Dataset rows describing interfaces
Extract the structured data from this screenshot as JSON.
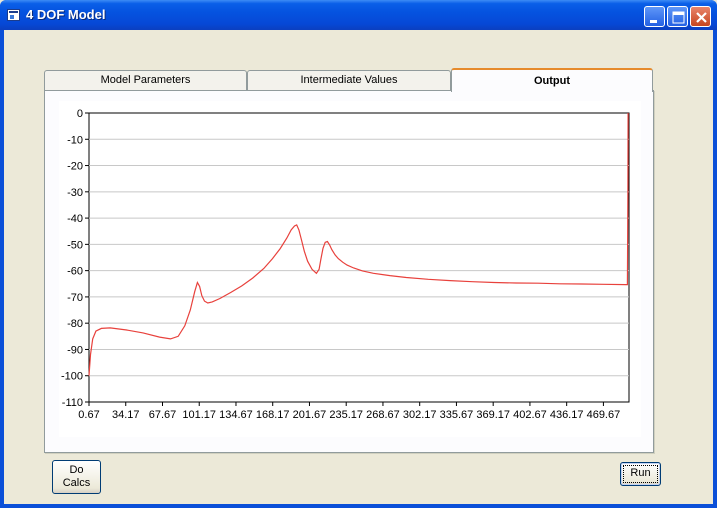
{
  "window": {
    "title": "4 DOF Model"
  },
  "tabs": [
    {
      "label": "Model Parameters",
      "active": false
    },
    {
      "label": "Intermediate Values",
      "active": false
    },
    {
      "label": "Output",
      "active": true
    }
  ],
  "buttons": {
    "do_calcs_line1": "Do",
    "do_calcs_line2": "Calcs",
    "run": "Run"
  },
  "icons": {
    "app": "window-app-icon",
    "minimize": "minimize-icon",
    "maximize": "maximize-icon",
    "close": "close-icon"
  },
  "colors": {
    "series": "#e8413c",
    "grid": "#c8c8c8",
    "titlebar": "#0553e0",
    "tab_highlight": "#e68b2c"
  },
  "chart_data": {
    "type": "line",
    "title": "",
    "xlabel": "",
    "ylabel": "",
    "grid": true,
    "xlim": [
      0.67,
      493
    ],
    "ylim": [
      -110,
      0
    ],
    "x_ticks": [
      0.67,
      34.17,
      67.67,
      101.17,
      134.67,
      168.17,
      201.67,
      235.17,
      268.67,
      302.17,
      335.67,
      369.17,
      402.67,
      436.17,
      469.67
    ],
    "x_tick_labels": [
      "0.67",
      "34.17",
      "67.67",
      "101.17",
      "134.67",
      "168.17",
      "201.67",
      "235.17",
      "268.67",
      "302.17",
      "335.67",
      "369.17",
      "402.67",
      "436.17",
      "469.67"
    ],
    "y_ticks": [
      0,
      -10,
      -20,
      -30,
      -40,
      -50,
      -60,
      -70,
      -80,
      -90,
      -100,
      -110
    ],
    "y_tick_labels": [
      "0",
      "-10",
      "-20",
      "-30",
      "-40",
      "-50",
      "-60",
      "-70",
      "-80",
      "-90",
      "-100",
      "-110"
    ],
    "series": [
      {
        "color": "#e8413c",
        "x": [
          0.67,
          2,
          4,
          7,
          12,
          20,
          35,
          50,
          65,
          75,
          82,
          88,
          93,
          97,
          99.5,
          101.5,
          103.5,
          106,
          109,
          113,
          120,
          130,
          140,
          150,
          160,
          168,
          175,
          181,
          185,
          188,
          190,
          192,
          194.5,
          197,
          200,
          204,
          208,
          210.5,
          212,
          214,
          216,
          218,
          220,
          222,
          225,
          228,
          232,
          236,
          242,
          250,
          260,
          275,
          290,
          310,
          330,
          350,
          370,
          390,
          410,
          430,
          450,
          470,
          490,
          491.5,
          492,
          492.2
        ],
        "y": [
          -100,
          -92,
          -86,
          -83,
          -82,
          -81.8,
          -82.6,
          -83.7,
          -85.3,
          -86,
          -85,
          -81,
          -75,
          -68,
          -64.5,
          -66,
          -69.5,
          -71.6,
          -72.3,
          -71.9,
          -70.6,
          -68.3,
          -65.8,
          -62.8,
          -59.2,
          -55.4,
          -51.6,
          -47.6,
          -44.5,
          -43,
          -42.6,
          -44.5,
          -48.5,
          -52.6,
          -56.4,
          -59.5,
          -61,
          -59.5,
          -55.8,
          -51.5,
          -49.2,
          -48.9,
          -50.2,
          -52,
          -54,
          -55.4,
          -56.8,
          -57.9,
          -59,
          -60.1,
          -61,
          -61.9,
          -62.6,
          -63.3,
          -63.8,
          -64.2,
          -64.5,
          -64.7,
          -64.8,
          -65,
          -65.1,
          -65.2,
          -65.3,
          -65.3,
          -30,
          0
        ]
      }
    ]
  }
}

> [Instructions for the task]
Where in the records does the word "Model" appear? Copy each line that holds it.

> [Answer space]
    "title": "4 DOF Model"
      "label": "Model Parameters",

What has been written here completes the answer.